#### YOUR INSTRUCTIONS
Scan the entries below for the word "Show". Copy each line that has it.

#### INPUT
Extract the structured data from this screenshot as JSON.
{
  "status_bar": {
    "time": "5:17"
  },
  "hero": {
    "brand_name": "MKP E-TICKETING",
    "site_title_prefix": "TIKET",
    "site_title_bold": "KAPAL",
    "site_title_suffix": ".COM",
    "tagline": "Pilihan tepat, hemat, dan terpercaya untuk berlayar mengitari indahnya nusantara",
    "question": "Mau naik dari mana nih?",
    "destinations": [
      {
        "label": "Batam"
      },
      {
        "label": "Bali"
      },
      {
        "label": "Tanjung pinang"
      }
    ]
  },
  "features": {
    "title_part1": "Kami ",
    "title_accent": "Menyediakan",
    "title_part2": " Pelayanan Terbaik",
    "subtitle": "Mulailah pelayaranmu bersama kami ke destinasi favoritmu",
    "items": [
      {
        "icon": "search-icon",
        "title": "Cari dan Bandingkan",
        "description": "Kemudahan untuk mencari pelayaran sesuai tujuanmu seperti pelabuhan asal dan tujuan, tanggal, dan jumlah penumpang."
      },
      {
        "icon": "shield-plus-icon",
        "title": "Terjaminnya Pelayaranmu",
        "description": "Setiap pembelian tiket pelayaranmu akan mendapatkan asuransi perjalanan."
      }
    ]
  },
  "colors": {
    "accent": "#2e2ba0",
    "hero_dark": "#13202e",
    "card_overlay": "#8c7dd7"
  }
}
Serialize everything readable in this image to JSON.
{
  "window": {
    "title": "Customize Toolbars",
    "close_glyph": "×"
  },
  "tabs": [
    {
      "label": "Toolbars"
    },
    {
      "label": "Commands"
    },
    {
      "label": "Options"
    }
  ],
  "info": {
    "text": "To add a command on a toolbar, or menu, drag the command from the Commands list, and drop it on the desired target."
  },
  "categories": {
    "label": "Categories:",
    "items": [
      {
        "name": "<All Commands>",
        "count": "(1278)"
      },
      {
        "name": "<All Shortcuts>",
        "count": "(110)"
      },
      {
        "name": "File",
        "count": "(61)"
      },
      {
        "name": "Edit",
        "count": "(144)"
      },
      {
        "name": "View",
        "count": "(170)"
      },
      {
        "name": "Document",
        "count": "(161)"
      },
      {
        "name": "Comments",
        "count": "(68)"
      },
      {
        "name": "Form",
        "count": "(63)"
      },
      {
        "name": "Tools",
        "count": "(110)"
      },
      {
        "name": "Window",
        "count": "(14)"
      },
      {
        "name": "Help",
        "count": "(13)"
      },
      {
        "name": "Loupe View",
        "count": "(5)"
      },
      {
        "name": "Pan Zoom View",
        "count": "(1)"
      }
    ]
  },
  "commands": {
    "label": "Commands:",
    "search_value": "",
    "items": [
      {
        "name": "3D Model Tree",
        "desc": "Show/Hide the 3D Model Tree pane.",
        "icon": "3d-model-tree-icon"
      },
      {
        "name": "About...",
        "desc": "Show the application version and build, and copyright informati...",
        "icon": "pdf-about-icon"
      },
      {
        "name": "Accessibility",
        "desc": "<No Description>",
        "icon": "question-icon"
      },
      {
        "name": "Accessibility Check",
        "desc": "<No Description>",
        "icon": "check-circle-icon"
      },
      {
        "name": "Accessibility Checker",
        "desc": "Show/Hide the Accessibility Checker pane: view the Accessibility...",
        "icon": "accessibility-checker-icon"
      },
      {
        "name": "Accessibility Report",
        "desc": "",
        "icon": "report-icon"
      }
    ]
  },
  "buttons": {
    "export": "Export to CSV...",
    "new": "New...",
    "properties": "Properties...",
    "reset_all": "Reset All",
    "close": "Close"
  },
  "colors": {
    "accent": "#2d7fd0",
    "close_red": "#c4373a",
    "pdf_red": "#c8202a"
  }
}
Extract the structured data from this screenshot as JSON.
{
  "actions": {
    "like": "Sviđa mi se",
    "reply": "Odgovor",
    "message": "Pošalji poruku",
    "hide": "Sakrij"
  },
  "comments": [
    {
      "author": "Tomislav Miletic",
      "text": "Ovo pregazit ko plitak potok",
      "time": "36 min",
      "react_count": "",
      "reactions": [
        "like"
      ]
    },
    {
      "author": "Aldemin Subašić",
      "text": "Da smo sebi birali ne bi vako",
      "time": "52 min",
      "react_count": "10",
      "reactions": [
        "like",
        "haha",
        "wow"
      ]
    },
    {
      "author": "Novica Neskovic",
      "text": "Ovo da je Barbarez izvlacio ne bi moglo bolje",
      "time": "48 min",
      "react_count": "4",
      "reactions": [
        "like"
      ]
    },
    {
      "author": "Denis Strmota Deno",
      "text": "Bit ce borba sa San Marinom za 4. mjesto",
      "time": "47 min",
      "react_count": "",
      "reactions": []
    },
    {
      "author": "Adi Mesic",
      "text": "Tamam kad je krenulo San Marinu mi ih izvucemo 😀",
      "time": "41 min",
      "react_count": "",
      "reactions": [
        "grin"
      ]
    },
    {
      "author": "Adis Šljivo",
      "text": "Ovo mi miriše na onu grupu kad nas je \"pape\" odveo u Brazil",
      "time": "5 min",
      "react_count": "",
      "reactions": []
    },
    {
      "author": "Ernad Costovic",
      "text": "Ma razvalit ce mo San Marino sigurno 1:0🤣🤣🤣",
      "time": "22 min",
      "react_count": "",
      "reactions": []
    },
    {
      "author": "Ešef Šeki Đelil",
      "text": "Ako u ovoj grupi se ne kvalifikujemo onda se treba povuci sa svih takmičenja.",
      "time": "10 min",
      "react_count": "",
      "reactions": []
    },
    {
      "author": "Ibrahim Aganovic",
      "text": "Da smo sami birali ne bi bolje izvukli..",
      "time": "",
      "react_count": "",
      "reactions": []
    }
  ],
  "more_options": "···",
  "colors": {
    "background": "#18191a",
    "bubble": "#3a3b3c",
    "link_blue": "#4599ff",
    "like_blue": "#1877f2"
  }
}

#### SOLUTION TO THE PROBLEM
        "desc": "Show/Hide the 3D Model Tree pane.",
        "desc": "Show the application version and build, and copyright informati...",
        "desc": "Show/Hide the Accessibility Checker pane: view the Accessibility...",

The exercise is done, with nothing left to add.